Blackmore v Honick Properties Limited  NZEmpC 152
In November 2011 the Employment Court offered some further guidance on what employers must do in order to engage an employee in a lawful trial period. The Employment Court decision found that Mr Blackmore was not barred from bringing a personal grievance for unjustified dismissal against his former employer, despite an apparent trial period provision in his signed individual employment agreement.
Mr Blackmore was offered a position in a letter on 5 October 2010 which made no reference to the 90 day trial period, and after some thought Mr Blackmore accepted the position by email on 10 October 2010. Mr Blackmore began work on 15 November 2010 at 7 am and signed an Individual Employment Agreement shortly after commencing work. Mr Blackmore signed the employment agreement, acknowledging that he had the opportunity to take independent advice, however this was never the case. In late January 2011 Mr Blackmore's employment was terminated pursuant to the trial period.
The Court held that that when Mr Blackmore signed his employment agreement he was actually an existing employee of Honick. Mr Blackmore became an employee on acceptance of Honick's offer as a "person intending to work", or alternatively at the very latest when he began work at 7.00 a.m Monday 15 November. As trial periods are only available for new employees and not existing ones, Mr Blackmore was not barred from bringing a personal grievance.
This decision is a salient remainder to all employers of the need to take care when implementing and relying on trial periods.
Trial periods in employment agreements must be provided to prospective employees at the same time and as part of the making of an offer of employment. To ensure a robust process make acceptance of the offer and commencement of employment conditional upon the employee signing the proposed employment agreement that contains the trial period. The prospective employee must be given a reasonable opportunity to seek advice about the terms of the offer of employment otherwise they could challenge the validity of the trial period. It is important to ensure the trial period clause expressly states that the trial period commences on the employee’s first day of employment.

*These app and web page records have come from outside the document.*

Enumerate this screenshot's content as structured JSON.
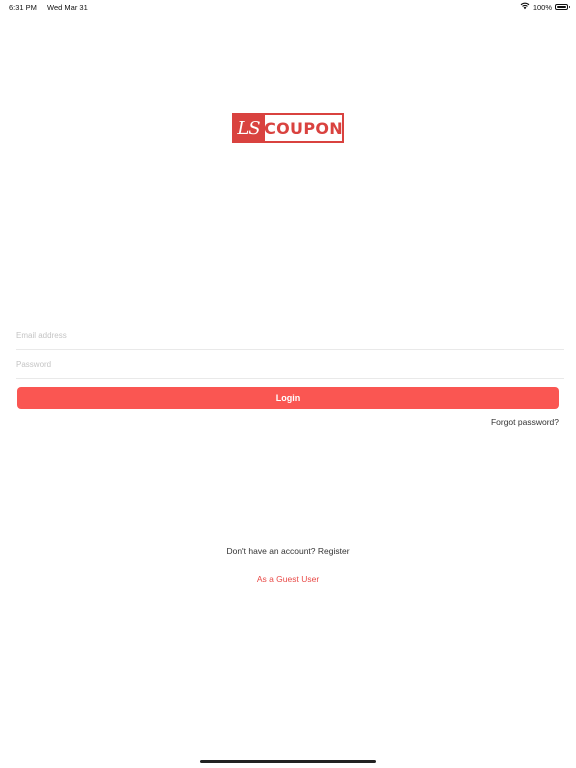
{
  "status_bar": {
    "time": "6:31 PM",
    "date": "Wed Mar 31",
    "battery_text": "100%",
    "icons": [
      "wifi-icon",
      "battery-icon"
    ]
  },
  "logo": {
    "mark": "LS",
    "word": "COUPON",
    "color": "#d9423f"
  },
  "form": {
    "email_placeholder": "Email address",
    "email_value": "",
    "password_placeholder": "Password",
    "password_value": "",
    "login_label": "Login",
    "forgot_label": "Forgot password?"
  },
  "footer": {
    "register_text": "Don't have an account? Register",
    "guest_label": "As a Guest User"
  },
  "colors": {
    "accent": "#fa5652",
    "link": "#e94a47"
  }
}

We recommend that employers contact us for specific advice when considering whether to implement trial periods.
Care should also be exercised in any dismissal situation, regardless of the existence of a trial period.